A basic heat pump system consists of an appliance that utilises electricity or some other power source to move cold air to warmer places or warm air to cooler places. In order to work properly, the heat pump system must contain a refrigerant, or chemical that can absorb and transport heat. In many heat pump systems, Freon is the main refrigerant used. Although it's best to have an HVAC professional refill Freon levels in a heat pump, you can pay attention to certain symptoms that may be signs that Freon levels should be checked.
A compressor that runs too often, or works longer every time that it becomes initiated by the heat pump system, is a clear symptom of low Freon levels. When Freon levels have dipped inside the evaporator coil, the compressor needs to work harder to achieve the same heating effect. Compare the compressor run times of your heat pump system versus a similar system in better condition, or compare against the running time of your compressor when the system was in better working order, if you happen to know those times.
Low Freon in a heat pump system will reduce the ability of the heat pump to regulate the temperature of the evaporator coil. As a result, condensation from the heat pump can form on the evaporator coil and will freeze over in lower temperatures. Check the owner's manual of your heat pump in order to learn the location of the evaporator coil as well as any procedures related to inspecting the evaporator coil.
High Utility Bills
Although not directly related to low Freon levels, increased costs on your utility bills may indicate a problem with your heat pump system. Low Freon will cause the compressor and the entire heat pump system to work harder, increasing energy use and either your gas or electricity costs.
Many of the symptoms associated with low Freon levels, including lower compressor efficiency or a frozen evaporator coil, will contribute to improper heating from your heat pump. Check the thermostat found on your heat pump system and compare that to the actual temperature of the area being conditioned by the heat pump.
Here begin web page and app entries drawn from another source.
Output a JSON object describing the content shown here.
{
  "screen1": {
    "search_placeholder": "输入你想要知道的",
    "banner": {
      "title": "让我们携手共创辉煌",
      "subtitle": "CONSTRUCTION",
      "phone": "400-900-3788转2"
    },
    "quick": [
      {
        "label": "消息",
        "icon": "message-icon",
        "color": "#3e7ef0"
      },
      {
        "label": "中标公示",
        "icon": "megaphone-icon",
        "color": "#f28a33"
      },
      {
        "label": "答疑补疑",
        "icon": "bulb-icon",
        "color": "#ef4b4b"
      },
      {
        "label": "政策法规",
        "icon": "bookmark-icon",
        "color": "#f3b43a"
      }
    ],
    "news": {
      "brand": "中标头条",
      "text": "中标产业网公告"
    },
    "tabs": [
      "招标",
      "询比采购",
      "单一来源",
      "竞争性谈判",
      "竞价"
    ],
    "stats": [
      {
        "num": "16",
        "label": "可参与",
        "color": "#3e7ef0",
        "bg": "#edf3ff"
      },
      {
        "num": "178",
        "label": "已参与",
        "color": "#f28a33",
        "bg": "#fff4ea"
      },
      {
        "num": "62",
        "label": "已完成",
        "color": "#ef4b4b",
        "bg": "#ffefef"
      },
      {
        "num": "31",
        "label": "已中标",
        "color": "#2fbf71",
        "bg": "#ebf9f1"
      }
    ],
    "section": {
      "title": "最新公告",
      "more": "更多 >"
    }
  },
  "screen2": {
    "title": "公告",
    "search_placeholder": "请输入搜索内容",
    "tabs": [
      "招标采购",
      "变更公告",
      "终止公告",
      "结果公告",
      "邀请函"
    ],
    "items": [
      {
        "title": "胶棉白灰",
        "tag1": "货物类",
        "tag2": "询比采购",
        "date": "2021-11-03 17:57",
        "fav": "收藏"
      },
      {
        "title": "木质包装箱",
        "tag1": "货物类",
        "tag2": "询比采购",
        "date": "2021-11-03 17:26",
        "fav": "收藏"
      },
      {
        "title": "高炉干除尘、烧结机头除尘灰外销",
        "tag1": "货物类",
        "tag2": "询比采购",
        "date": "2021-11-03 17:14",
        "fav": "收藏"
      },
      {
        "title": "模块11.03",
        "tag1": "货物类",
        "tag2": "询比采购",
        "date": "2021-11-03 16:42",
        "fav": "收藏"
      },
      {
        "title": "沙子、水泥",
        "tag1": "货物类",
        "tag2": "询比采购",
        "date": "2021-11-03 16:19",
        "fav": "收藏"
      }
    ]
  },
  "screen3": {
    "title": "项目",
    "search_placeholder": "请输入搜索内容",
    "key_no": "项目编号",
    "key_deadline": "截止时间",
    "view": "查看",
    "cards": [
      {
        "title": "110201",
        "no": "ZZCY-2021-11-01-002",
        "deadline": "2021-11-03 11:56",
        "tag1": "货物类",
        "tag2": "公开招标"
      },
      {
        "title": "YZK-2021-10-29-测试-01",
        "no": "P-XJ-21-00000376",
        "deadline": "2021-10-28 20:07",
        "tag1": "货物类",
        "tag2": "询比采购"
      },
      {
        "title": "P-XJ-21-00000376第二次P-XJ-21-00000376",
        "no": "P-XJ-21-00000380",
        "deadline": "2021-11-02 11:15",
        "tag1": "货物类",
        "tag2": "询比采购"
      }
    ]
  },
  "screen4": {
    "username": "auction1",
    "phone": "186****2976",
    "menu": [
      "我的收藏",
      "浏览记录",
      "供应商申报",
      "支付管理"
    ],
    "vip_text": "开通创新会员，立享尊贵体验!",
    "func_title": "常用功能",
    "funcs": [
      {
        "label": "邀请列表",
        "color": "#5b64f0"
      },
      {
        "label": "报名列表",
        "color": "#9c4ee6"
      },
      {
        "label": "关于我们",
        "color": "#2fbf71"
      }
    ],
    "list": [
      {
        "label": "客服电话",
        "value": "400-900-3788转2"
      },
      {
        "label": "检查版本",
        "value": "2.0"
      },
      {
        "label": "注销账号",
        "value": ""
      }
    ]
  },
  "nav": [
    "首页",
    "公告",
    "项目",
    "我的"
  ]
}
Low Freon levels can contribute to slower than normal heating or temperature levels that never reach the desired output found on the thermostat.